In all, Sipi has made sure never to let her UC detract from her life, even to the extent of going to work every single day during one of her most recent flares. While this meant having doctors often reproach her for “doing too much” and expressing shock that she was “living the life that she was living”, Sipi is proud to live every day without letting a chronic illness control her life. “There’s nothing I limit myself from due to my UC,” Sipi explained, “but there are a lot of things I have to do so that I can still live life”. With continuing to take part in the things she loves, such as going out to dinner with family or going on vacations with friends, Sipi has learned to always be prepared. She has learned to always keep an extra packet of underwear in her desk drawer at work and a shawl on her chair, and to keep wipes, toilet paper, and an extra change of clothes in her car in case of a spontaneous flare-up. Yet, even so, Sipi maintains that UC is not something that can ever be fully managed or totally planned for.

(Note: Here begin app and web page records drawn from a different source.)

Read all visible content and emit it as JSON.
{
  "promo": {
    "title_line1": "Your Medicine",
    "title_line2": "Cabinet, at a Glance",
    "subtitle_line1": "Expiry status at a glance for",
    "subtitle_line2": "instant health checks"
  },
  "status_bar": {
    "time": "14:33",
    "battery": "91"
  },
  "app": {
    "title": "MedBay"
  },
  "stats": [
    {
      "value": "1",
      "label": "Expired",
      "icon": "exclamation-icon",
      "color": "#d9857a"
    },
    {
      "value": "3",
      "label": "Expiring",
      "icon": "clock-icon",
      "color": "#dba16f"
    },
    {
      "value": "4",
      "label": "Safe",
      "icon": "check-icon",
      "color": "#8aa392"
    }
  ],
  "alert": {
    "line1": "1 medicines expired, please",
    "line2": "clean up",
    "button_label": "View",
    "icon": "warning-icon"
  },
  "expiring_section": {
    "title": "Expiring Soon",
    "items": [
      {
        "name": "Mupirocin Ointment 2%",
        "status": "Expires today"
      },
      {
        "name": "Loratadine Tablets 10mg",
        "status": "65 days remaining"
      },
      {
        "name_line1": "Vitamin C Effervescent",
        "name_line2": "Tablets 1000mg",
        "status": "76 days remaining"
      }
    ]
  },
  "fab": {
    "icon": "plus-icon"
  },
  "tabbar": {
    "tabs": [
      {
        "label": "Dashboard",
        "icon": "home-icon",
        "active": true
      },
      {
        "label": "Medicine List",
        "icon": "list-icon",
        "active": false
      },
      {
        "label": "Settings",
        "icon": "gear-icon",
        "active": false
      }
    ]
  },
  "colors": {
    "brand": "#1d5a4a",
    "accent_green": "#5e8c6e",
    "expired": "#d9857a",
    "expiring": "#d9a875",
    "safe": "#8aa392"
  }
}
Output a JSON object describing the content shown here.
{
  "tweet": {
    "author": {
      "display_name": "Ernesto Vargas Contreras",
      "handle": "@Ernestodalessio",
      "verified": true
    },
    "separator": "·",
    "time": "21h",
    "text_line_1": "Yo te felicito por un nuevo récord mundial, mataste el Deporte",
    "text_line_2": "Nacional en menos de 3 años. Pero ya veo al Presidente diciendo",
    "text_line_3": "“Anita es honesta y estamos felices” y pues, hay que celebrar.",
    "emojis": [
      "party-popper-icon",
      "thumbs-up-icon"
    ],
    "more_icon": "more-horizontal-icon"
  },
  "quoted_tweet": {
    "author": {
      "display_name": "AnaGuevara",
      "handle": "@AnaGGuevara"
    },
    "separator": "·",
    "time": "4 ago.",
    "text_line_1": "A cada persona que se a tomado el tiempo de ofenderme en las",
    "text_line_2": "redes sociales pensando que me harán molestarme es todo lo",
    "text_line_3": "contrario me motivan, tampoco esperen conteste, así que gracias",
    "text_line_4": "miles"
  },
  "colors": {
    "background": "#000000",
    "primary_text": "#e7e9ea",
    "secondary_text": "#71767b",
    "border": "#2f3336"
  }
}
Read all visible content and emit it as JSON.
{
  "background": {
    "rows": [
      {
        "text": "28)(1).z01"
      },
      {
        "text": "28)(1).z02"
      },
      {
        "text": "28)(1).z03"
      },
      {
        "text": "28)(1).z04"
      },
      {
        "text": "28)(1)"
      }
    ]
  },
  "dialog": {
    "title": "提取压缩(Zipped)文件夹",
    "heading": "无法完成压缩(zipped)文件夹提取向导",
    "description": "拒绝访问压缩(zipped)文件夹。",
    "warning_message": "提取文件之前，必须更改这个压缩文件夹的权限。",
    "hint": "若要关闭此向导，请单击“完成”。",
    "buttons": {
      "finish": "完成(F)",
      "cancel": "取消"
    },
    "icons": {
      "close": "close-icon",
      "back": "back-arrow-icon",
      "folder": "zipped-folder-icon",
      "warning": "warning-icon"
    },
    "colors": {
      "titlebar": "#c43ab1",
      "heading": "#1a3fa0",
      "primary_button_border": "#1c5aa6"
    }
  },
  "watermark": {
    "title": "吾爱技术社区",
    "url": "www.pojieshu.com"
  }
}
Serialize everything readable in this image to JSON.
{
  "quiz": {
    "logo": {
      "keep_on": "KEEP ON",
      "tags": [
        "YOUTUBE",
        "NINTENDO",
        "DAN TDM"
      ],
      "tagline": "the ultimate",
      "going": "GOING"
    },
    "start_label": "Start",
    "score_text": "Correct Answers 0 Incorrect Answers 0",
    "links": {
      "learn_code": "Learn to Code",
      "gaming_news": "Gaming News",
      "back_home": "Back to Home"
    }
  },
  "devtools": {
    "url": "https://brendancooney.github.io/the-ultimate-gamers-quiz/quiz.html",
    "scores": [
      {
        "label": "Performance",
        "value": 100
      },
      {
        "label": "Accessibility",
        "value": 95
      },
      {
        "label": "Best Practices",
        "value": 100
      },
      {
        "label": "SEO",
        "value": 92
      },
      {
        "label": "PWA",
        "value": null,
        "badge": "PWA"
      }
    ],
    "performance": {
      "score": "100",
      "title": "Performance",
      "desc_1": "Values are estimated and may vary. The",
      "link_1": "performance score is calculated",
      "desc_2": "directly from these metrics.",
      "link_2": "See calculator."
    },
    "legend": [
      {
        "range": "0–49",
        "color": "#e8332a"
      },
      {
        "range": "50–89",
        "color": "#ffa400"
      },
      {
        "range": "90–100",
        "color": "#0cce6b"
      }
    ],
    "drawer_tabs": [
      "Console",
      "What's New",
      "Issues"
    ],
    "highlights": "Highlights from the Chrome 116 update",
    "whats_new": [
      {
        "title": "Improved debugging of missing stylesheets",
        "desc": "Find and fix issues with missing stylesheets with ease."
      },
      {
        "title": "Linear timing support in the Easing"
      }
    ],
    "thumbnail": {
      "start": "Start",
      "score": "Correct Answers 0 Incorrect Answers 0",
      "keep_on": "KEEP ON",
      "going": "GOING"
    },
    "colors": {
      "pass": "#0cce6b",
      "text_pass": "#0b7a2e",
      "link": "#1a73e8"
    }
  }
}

Accordingly, Sipi believes that living with ulcerative colitis has made her more empathetic and understanding of people who live with all sorts of conditions, be it illnesses or other dynamics. People all around us live with and thrive despite all sorts of circumstances. As Sipi emphasized, we should not judge others, as one “never knows what it’s like to live in somebody else’s shoes.”